Local food conversation to be held in Austin
When it comes to food, Texas consumers face a vast array of choices and a blizzard of buzzwords and information. To help consumers piece the puzzle together, Texas Farm Bureau (TFB), in partnership with the U.S. Farmers & Ranchers Alliance® (USFRA®), will host Food DialoguesSM: Austin, Sept. 18, 2014, at the AT&T Executive Education and Conference Center.
“Food Dialogues: Austin is a place where individuals from across the food system can come together and have a constructive conversation about issues facing today’s agriculture,” TFB President Kenneth Dierschke said. “We have the diverse sectors of Texas agriculture represented on the panels and look forward to an open and honest dialogue.”
Two dynamic panels will focus on today’s most pressing food issues—animal welfare and food production. Evan Smith, editor in chief and chief executive officer of the Texas Tribune, will serve as the moderator for the event.
The following is the current roster of participants and topics to be covered Sept. 18.
Animal welfare: Beyond the hype
The ways ranchers raise cattle in the Lone Star State are as diverse as Texas itself. Grass-fed, grain-fed, cow-calf, stocker, purebred operations—all play a unique role in providing a safe, nutritious product for niche and mainstream consumer markets. A priority shared by Texas cattlemen is providing proper care to raise livestock. But how we get there—animal handling methods, antibiotics, hormones—can be controversial. Should consumers be concerned? A panel of cattle experts will discuss the variations on animal husbandry techniques and technologies used in the Texas beef business.
– Donnell Brown, Throckmorton County rancher
– Adele Douglass, chief executive officer for Humane Farm Animal Care
– Dr. Ron Gill, professor and Extension livestock specialist at Texas A&M University
– Chad Lemke, grass-fed rancher in Mason, Texas
– Jason Peeler, South Texas feedyard owner
– Betsy Ross, operations manager of ‘Betsy Ross Grassfed Beef’ and chief executive officer of Sustainable Growth Texas, LLC.
Farming methods. Consumer interpretation.
Texas consumers have bountiful opportunities when it comes to the food they eat. But are they making wise choices? How do they distinguish between information and misinformation in the daily bombardment of food messages? Organic, conventional, local and natural—consumers read these labels, but do they understand their meaning?

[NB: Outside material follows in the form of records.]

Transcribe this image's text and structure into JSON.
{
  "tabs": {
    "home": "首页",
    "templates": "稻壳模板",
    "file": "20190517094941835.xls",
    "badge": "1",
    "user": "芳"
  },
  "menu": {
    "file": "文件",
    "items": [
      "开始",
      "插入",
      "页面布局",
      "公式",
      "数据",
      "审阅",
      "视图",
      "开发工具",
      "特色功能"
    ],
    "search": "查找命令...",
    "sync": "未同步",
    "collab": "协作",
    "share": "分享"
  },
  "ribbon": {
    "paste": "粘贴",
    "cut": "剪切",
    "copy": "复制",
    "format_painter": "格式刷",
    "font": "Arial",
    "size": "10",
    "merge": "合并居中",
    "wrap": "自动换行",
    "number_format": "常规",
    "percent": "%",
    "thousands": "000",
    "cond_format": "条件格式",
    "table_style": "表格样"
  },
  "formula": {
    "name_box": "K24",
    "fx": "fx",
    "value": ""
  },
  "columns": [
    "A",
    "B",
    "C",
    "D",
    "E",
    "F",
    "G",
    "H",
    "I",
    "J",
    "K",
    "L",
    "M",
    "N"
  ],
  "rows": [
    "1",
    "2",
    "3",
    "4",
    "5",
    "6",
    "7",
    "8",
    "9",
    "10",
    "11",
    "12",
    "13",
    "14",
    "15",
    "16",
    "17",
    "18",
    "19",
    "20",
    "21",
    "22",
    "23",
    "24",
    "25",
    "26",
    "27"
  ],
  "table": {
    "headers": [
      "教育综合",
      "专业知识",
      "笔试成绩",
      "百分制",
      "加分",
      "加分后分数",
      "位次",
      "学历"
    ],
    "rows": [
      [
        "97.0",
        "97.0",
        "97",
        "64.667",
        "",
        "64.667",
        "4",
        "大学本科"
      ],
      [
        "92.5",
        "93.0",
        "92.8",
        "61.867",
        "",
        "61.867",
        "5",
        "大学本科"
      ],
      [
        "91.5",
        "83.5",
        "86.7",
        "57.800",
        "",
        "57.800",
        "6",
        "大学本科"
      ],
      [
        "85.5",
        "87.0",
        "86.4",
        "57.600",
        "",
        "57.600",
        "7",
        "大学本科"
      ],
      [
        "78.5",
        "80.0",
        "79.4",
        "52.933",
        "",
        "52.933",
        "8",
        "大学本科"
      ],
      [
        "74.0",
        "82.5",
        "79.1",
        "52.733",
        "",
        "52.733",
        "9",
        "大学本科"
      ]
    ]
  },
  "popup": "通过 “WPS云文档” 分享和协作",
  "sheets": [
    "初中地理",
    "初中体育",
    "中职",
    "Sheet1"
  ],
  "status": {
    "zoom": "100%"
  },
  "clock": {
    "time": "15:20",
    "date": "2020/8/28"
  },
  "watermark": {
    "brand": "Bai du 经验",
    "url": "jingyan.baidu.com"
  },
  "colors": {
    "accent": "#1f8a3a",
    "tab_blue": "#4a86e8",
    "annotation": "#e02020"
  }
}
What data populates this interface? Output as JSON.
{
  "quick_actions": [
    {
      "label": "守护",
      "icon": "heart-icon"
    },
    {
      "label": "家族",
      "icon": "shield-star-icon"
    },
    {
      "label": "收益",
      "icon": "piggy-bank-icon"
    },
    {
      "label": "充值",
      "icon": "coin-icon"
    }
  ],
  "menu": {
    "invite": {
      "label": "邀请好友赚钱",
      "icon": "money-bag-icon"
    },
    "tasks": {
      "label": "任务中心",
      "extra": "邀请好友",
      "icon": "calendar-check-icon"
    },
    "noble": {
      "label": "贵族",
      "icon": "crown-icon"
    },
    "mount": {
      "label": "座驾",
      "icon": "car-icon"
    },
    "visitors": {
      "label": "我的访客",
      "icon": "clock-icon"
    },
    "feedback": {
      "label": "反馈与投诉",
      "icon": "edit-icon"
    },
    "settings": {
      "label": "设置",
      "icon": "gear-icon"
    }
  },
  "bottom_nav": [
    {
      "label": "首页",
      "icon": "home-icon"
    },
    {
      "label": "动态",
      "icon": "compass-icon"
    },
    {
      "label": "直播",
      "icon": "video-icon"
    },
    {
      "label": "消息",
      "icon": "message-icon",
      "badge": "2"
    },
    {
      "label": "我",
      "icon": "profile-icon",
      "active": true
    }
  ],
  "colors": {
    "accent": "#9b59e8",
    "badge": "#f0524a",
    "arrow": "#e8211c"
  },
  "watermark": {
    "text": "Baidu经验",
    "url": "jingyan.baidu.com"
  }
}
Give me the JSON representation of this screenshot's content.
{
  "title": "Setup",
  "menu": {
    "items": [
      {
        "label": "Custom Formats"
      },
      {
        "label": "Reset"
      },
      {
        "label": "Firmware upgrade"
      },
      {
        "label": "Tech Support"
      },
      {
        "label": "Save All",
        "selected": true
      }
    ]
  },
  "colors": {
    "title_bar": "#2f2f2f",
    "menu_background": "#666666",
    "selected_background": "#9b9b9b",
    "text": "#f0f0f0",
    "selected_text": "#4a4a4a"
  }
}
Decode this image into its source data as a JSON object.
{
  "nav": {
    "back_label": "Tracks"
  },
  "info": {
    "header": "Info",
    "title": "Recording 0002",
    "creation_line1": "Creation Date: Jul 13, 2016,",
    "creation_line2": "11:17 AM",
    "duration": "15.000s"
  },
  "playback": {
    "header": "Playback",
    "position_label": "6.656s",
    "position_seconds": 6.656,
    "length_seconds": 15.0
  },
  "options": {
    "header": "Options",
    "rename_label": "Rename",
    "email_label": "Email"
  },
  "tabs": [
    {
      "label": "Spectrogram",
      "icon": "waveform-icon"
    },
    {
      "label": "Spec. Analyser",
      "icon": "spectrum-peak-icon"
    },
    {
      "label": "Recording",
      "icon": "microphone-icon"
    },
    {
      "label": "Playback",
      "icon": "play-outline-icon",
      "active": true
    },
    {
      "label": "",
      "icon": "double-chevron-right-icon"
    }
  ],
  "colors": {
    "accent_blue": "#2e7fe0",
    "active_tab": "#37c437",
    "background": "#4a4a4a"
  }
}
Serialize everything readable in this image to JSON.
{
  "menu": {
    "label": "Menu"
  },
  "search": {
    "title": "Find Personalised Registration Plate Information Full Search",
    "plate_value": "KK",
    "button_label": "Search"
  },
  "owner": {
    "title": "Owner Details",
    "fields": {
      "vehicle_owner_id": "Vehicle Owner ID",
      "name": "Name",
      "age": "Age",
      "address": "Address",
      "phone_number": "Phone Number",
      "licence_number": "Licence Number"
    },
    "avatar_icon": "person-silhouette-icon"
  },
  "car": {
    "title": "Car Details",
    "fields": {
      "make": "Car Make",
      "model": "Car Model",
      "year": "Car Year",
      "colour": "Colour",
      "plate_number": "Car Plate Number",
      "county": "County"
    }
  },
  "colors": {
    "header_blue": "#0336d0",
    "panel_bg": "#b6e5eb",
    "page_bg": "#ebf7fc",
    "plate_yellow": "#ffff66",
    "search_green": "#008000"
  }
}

Their decisions shape food supplies, and in turn, farming practices. A panel of experts—representing all aspects of food production in Texas—will address health and safety concerns related to the foods we eat and the technology used to grow them.
– Dr. David Baltensperger, professor and Soil and Crop Sciences Department head at Texas A&M University
– Brent Batchelor, Texas A&M AgriLife Extension agent in agriculture and natural resources
– Glenn Foore, owner of Springdale Farm—a family-owned organic farm in East Austin
– Eric Herm, fourth generation farmer who has transitioned his farm away from synthetic fertilizers, pesticides and GMO crops
– Alan Lewis, director of Government Affairs and Food and Agriculture Policy for Natural Grocers
– Curt Mowery, owner and partner in Mowery Farms growing rice, grain sorghum and soybeans conventionally
“Many of USFRA’s affiliates have access to local experts, influences, farmers and ranchers who are ready and willing to address questions about how food is grown and raised. These experts can address issues that are of national and local interest, sharing and tailoring the discussion to the local audience,” said Bob Stallman, USFRA chairman and president of the American Farm Bureau Federation (AFBF).
To attend this event in-person, visit http://www.fooddialogues.com/events/fd-austin, or follow the conversation on Twitter using hashtag #FoodD.
About the Food Dialogues
USFRA recognizes Americans have important questions about our food and how it is produced. We have all become invested in knowing more about where our food comes from and how it was grown and raised—and how it impacts our personal health. USFRA helps farmers and ranchers answer consumers’ and influencers’ questions and responds to their concerns about food production.
About Texas Farm Bureau
TFB works to provide a voice for Texas farmers, ranchers, rural citizens and those interested in preserving and protecting the agricultural lifestyle. Founded in 1933 with headquarters in Waco, Texas, TFB now represents more than 500,000 member-families on local, state and national levels. The organization is committed to the benefit of all Texans through promotion of a prosperous agriculture for a viable, long-term domestic source of food, fiber and fuel.
USFRA is a farmer and rancher-led organization working to build trust in today’s food production system. The organization is committed to continuous improvement and supporting U.S. farmers’ and ranchers’ efforts to increase confidence and trust in today’s agriculture. USFRA was created in 2011 to lead the dialogue and answer questions consumers have about food production through events, social media, access to farmers and ranchers and content on its website, www.fooddialogues.com.